During my remaining stay, I continued to tell the truth of my experiences to colleagues, administrators and community members whenever anyone asked. I didn't make a fuss about it – I just didn't hide anything about what had happened.
Within several years after I left, I learned that he – a tenured faculty member who had been there for a long time – had left the institution to take a position in another state that was clearly several steps down from where he had been. And since then, I've heard that he has changed jobs again and moved another few steps down in the career hierarchy.
Case 3: A job at a self-described “nonprofit organization.” I had contacted them seeking project work, but the head honcho offered me a near-full-time position. I accepted, but with the caveat that it was just a trial run and we'd each be assessing whether it was a fit or not as things unfolded.
I had had a conversation with a friend of mine before I started the job. She told me that from what she could tell, the organization was structurally deceptive – that it operated like a for-profit family business, but was set up and registered as a nonprofit. After telling me this, my friend grew concerned that she was being too negative. She begged me not to allow her perspective to influence my view of the organization or my experiences inside of it. I told her not to worry. I told her that deception, if it exists, always shows itself to me eventually, and whatever would be revealed would emerge for me as direct information. I told her that nothing she said could cause that to happen or stop it from happening.
Sure enough, the organization was rife with deception. It was in fact a family business run under the auspices of a non-profit. It was also tied into an entire industry of “community-based” deception and mild corruption in which corporate and government entities move money around in order to look good.
I experienced the place as a toxic fog and I could see that some others did as well. I stayed about a month past my tolerance. I finally could not bear it anymore and gave notice. I told some truth to various people in the process, but did so in a way that allowed me to leave on quite friendly terms. Before I left, noticed signs that things were not going well financially with the organization. I could be wrong, but I suspect that several decades after its founding, the organization is likely to fall apart within a couple of years.

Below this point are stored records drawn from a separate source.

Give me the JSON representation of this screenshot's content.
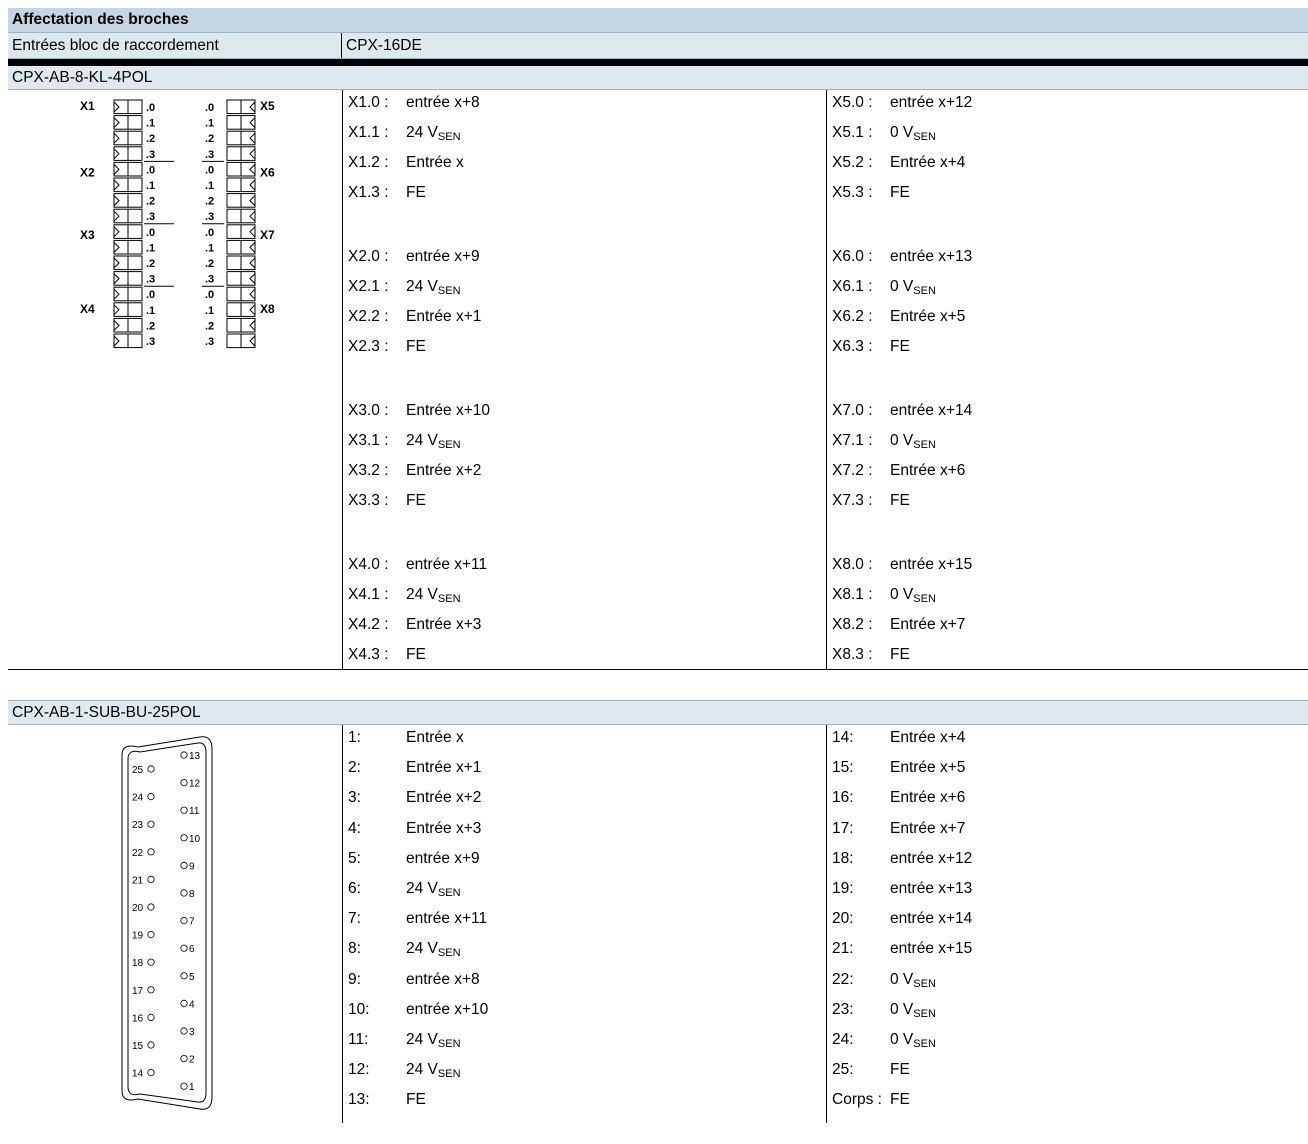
{
  "title": "Affectation des broches",
  "header_row": {
    "label": "Entrées bloc de raccordement",
    "value": "CPX-16DE"
  },
  "section1": {
    "name": "CPX-AB-8-KL-4POL",
    "diagram": {
      "left_labels": [
        "X1",
        "X2",
        "X3",
        "X4"
      ],
      "right_labels": [
        "X5",
        "X6",
        "X7",
        "X8"
      ],
      "pin_labels": [
        ".0",
        ".1",
        ".2",
        ".3"
      ]
    },
    "left_groups": [
      [
        {
          "code": "X1.0 :",
          "text": "entrée x+8",
          "sub": ""
        },
        {
          "code": "X1.1 :",
          "text": "24 V",
          "sub": "SEN"
        },
        {
          "code": "X1.2 :",
          "text": "Entrée x",
          "sub": ""
        },
        {
          "code": "X1.3 :",
          "text": "FE",
          "sub": ""
        }
      ],
      [
        {
          "code": "X2.0 :",
          "text": "entrée x+9",
          "sub": ""
        },
        {
          "code": "X2.1 :",
          "text": "24 V",
          "sub": "SEN"
        },
        {
          "code": "X2.2 :",
          "text": "Entrée x+1",
          "sub": ""
        },
        {
          "code": "X2.3 :",
          "text": "FE",
          "sub": ""
        }
      ],
      [
        {
          "code": "X3.0 :",
          "text": "Entrée x+10",
          "sub": ""
        },
        {
          "code": "X3.1 :",
          "text": "24 V",
          "sub": "SEN"
        },
        {
          "code": "X3.2 :",
          "text": "Entrée x+2",
          "sub": ""
        },
        {
          "code": "X3.3 :",
          "text": "FE",
          "sub": ""
        }
      ],
      [
        {
          "code": "X4.0 :",
          "text": "entrée x+11",
          "sub": ""
        },
        {
          "code": "X4.1 :",
          "text": "24 V",
          "sub": "SEN"
        },
        {
          "code": "X4.2 :",
          "text": "Entrée x+3",
          "sub": ""
        },
        {
          "code": "X4.3 :",
          "text": "FE",
          "sub": ""
        }
      ]
    ],
    "right_groups": [
      [
        {
          "code": "X5.0 :",
          "text": "entrée x+12",
          "sub": ""
        },
        {
          "code": "X5.1 :",
          "text": "0 V",
          "sub": "SEN"
        },
        {
          "code": "X5.2 :",
          "text": "Entrée x+4",
          "sub": ""
        },
        {
          "code": "X5.3 :",
          "text": "FE",
          "sub": ""
        }
      ],
      [
        {
          "code": "X6.0 :",
          "text": "entrée x+13",
          "sub": ""
        },
        {
          "code": "X6.1 :",
          "text": "0 V",
          "sub": "SEN"
        },
        {
          "code": "X6.2 :",
          "text": "Entrée x+5",
          "sub": ""
        },
        {
          "code": "X6.3 :",
          "text": "FE",
          "sub": ""
        }
      ],
      [
        {
          "code": "X7.0 :",
          "text": "entrée x+14",
          "sub": ""
        },
        {
          "code": "X7.1 :",
          "text": "0 V",
          "sub": "SEN"
        },
        {
          "code": "X7.2 :",
          "text": "Entrée x+6",
          "sub": ""
        },
        {
          "code": "X7.3 :",
          "text": "FE",
          "sub": ""
        }
      ],
      [
        {
          "code": "X8.0 :",
          "text": "entrée x+15",
          "sub": ""
        },
        {
          "code": "X8.1 :",
          "text": "0 V",
          "sub": "SEN"
        },
        {
          "code": "X8.2 :",
          "text": "Entrée x+7",
          "sub": ""
        },
        {
          "code": "X8.3 :",
          "text": "FE",
          "sub": ""
        }
      ]
    ]
  },
  "section2": {
    "name": "CPX-AB-1-SUB-BU-25POL",
    "diagram": {
      "left_pins": [
        "25",
        "24",
        "23",
        "22",
        "21",
        "20",
        "19",
        "18",
        "17",
        "16",
        "15",
        "14"
      ],
      "right_pins": [
        "13",
        "12",
        "11",
        "10",
        "9",
        "8",
        "7",
        "6",
        "5",
        "4",
        "3",
        "2",
        "1"
      ]
    },
    "left_pins": [
      {
        "num": "1:",
        "text": "Entrée x",
        "sub": ""
      },
      {
        "num": "2:",
        "text": "Entrée x+1",
        "sub": ""
      },
      {
        "num": "3:",
        "text": "Entrée x+2",
        "sub": ""
      },
      {
        "num": "4:",
        "text": "Entrée x+3",
        "sub": ""
      },
      {
        "num": "5:",
        "text": "entrée x+9",
        "sub": ""
      },
      {
        "num": "6:",
        "text": "24 V",
        "sub": "SEN"
      },
      {
        "num": "7:",
        "text": "entrée x+11",
        "sub": ""
      },
      {
        "num": "8:",
        "text": "24 V",
        "sub": "SEN"
      },
      {
        "num": "9:",
        "text": "entrée x+8",
        "sub": ""
      },
      {
        "num": "10:",
        "text": "entrée x+10",
        "sub": ""
      },
      {
        "num": "11:",
        "text": "24 V",
        "sub": "SEN"
      },
      {
        "num": "12:",
        "text": "24 V",
        "sub": "SEN"
      },
      {
        "num": "13:",
        "text": "FE",
        "sub": ""
      }
    ],
    "right_pins": [
      {
        "num": "14:",
        "text": "Entrée x+4",
        "sub": ""
      },
      {
        "num": "15:",
        "text": "Entrée x+5",
        "sub": ""
      },
      {
        "num": "16:",
        "text": "Entrée x+6",
        "sub": ""
      },
      {
        "num": "17:",
        "text": "Entrée x+7",
        "sub": ""
      },
      {
        "num": "18:",
        "text": "entrée x+12",
        "sub": ""
      },
      {
        "num": "19:",
        "text": "entrée x+13",
        "sub": ""
      },
      {
        "num": "20:",
        "text": "entrée x+14",
        "sub": ""
      },
      {
        "num": "21:",
        "text": "entrée x+15",
        "sub": ""
      },
      {
        "num": "22:",
        "text": "0 V",
        "sub": "SEN"
      },
      {
        "num": "23:",
        "text": "0 V",
        "sub": "SEN"
      },
      {
        "num": "24:",
        "text": "0 V",
        "sub": "SEN"
      },
      {
        "num": "25:",
        "text": "FE",
        "sub": ""
      },
      {
        "num": "Corps :",
        "text": "FE",
        "sub": ""
      }
    ]
  }
}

These are just a few cases from my experiences I've selected to write about. There are others.
The question in front of me now, as I write, is whether I can discard whatever it is in me that sees myself as damaged goods because I have not been the model employee.
I suspect that there might be great strength available to me in accepting that this is just how I move – that is, accepting that this is inevitable and doing so from the start of any work I begin from here on out.
I suspect that a choice to completely align my perception with the part of me that loves this in myself would be amazingly powerful. I suspect that there are things possible from such a space that I can only glimpse in bare, small, random flashes right now.
I don't know the answer yet - but I do for sure know the question: Can I accept the inevitable?